Winters also previously claimed Galanakis smelled of alcohol. When the breathalyzer showed Galanakis had a blood-alcohol level of 0.00, Winters read him his Miranda rights without showing the results of the test and asked him the last time he smoked marijuana.

“Tonight?” Winters asked.

“No weed tonight, man. I’ve had no weed tonight. Why do you think it’s tonight? I blew zeros so now you’re trying to think I smoke weed? That’s what’s going on. You can’t do that, man. You really can’t do that. Is he allowed to do that?” Galanakis said, turning to Wing. “So I blow zeros and he suspects drugs now?”

As a football player for William Penn University in Oskaloosa, Galanakis claimed he has to participate in and pass regular drug tests in order to stay on the team. Eventually officers asked Galanakis if he would consent to drug tests at the station. At first, he said yes. When he changed his mind, he was handcuffed.

Galanakis re-consented to a drug recognition test and a urine test. The findings by officer Andrew Shinkle determined he was not intoxicated and could go home.

Although Galanakis was not charged with a crime, he described his experience in a lengthy Facebook post and later an edited video compilation of body camera footage and his own videos that has since garnered more than 1.6 million views on YouTube; all of which serve as the basis for the city’s countersuit.

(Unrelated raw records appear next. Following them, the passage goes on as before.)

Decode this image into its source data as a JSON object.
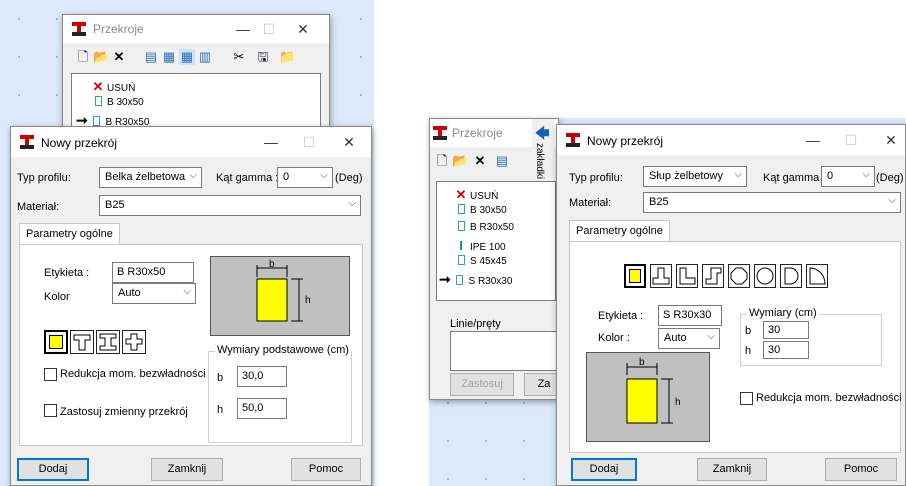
{
  "left": {
    "przekroje": {
      "title": "Przekroje",
      "list": [
        {
          "label": "USUŃ",
          "icon": "x-mark-icon"
        },
        {
          "label": "B 30x50",
          "icon": "rectangle-section-icon"
        },
        {
          "label": "B R30x50",
          "icon": "rectangle-section-icon",
          "current": true
        }
      ]
    },
    "dialog": {
      "title": "Nowy przekrój",
      "typ_profilu_label": "Typ profilu:",
      "typ_profilu_value": "Belka żelbetowa",
      "kat_label": "Kąt gamma :",
      "kat_value": "0",
      "kat_unit": "(Deg)",
      "material_label": "Materiał:",
      "material_value": "B25",
      "tab": "Parametry ogólne",
      "etykieta_label": "Etykieta :",
      "etykieta_value": "B R30x50",
      "kolor_label": "Kolor",
      "kolor_value": "Auto",
      "preview_b": "b",
      "preview_h": "h",
      "redukcja_label": "Redukcja mom. bezwładności",
      "zmienny_label": "Zastosuj zmienny przekrój",
      "wymiary_title": "Wymiary podstawowe (cm)",
      "b_label": "b",
      "b_value": "30,0",
      "h_label": "h",
      "h_value": "50,0",
      "dodaj": "Dodaj",
      "zamknij": "Zamknij",
      "pomoc": "Pomoc"
    }
  },
  "right": {
    "przekroje": {
      "title": "Przekroje",
      "zakladki": "zakładki",
      "list": [
        {
          "label": "USUŃ",
          "icon": "x-mark-icon"
        },
        {
          "label": "B 30x50",
          "icon": "rectangle-section-icon"
        },
        {
          "label": "B R30x50",
          "icon": "rectangle-section-icon"
        },
        {
          "label": "IPE 100",
          "icon": "i-beam-icon"
        },
        {
          "label": "S 45x45",
          "icon": "rectangle-section-icon"
        },
        {
          "label": "S R30x30",
          "icon": "rectangle-section-icon",
          "current": true
        }
      ],
      "linie_label": "Linie/pręty",
      "zastosuj": "Zastosuj",
      "za": "Za"
    },
    "dialog": {
      "title": "Nowy przekrój",
      "typ_profilu_label": "Typ profilu:",
      "typ_profilu_value": "Słup żelbetowy",
      "kat_label": "Kąt gamma :",
      "kat_value": "0",
      "kat_unit": "(Deg)",
      "material_label": "Materiał:",
      "material_value": "B25",
      "tab": "Parametry ogólne",
      "etykieta_label": "Etykieta :",
      "etykieta_value": "S R30x30",
      "kolor_label": "Kolor :",
      "kolor_value": "Auto",
      "wymiary_title": "Wymiary (cm)",
      "b_label": "b",
      "b_value": "30",
      "h_label": "h",
      "h_value": "30",
      "preview_b": "b",
      "preview_h": "h",
      "redukcja_label": "Redukcja mom. bezwładności",
      "dodaj": "Dodaj",
      "zamknij": "Zamknij",
      "pomoc": "Pomoc"
    }
  },
  "colors": {
    "section_fill": "#ffff00",
    "workspace": "#dbe9fb",
    "accent": "#0078d7"
  }
}
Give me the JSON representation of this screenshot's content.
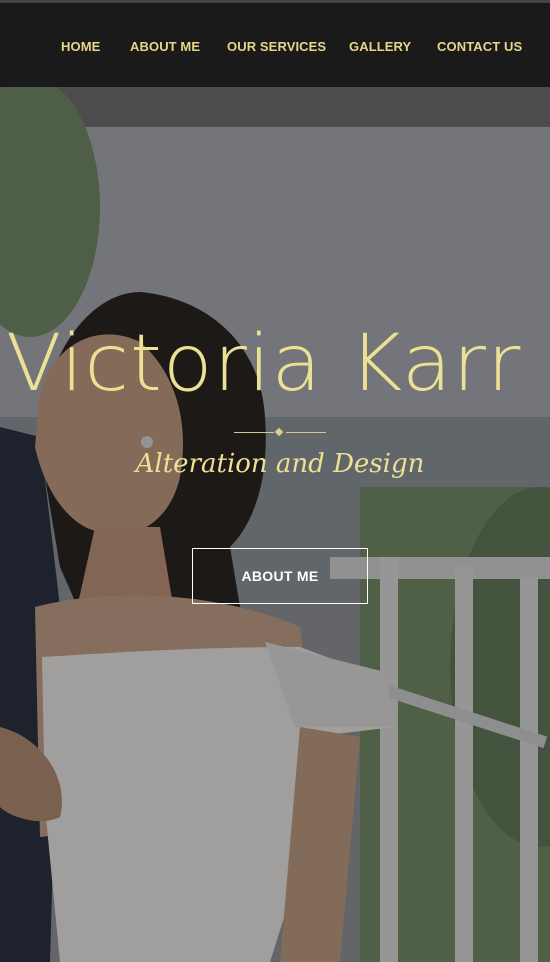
{
  "nav": {
    "items": [
      {
        "label": "HOME"
      },
      {
        "label": "ABOUT ME"
      },
      {
        "label": "OUR SERVICES"
      },
      {
        "label": "GALLERY"
      },
      {
        "label": "CONTACT US"
      }
    ]
  },
  "hero": {
    "title": "Victoria Karr",
    "subtitle": "Alteration and Design",
    "button_label": "ABOUT ME"
  },
  "colors": {
    "nav_background": "#1a1a1a",
    "nav_text": "#e8d48a",
    "title_gold": "#ece094",
    "button_border": "#ffffff"
  }
}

The city’s suit makes frequent references to public messages about the officers made by Galanakis on social media platforms such as Facebook, Twitter, TikTok, GoFundMe and YouTube. While many messages are in response to the traffic stop, others make claims that Winters was convicted of domestic abuse.

Newton News previously reported of a protective order between Winters and his former girlfriend which states he is restrained from committing any further acts of abuse or threats of abuse. So although no criminal charges were filed against Winters, the act of a domestic abuse is implied through the order itself.

However, the order has been modified to allow Winters to conduct official police business, including carrying a firearm.

Newton maintains Winters has never been charged nor convicted of domestic abuse and that Galanakis’ statements were false, defamatory and were written and stated “with actual malice” and “with utter disregard for the truth of such statements.” The city also alleges Galanakis knew his statements were untrue.

Filings show Newton believes both officers did not violate any of the city’s standard operating procedures during the traffic stop and subsequent arrest. The city also alleges Galanakis took advantage of the publicity generated from the false and defamatory statements by using them to earn income.

As a result of the alleged false and defamatory statements and communications, the City of Newton argued Winters and Wing have suffered and will continue to suffer mental anguish, loss of enjoyment of life, loss of community reputation and loss of employability, among other things.

Newton Mayor Mike Hansen told Newton News in a recent interview that the city is moving the lawsuit to federal court. Galanakis told Newton News he was informed of the city’s countersuit by his lawyers, and that his motivation behind pursuing the lawsuit was to remind the city of law and order.

From all the comments he has read on social media, Galanakis estimates an overwhelming majority of them side with him over the police officers. Those who do side with the officers, he says, all make the same argument: If Galanakis did not have an attitude with the officers, he would not have been arrested.

“This is usually what I get from the negative side, like, ‘The officers did everything right. Blah, blah, blah. You’re not going to win in court. They handled everything perfectly. You’re mouthing off. That’s why you got arrested.’ They all sound the same,” Galanakis said, noting he didn’t start “mouthing off” until he was accused of being drunk.

Christopher Braunschweig

Christopher Braunschweig

Christopher Braunschweig has a strong passion for community journalism and covers city council, school board, politics and general news in Newton, Iowa and Jasper County.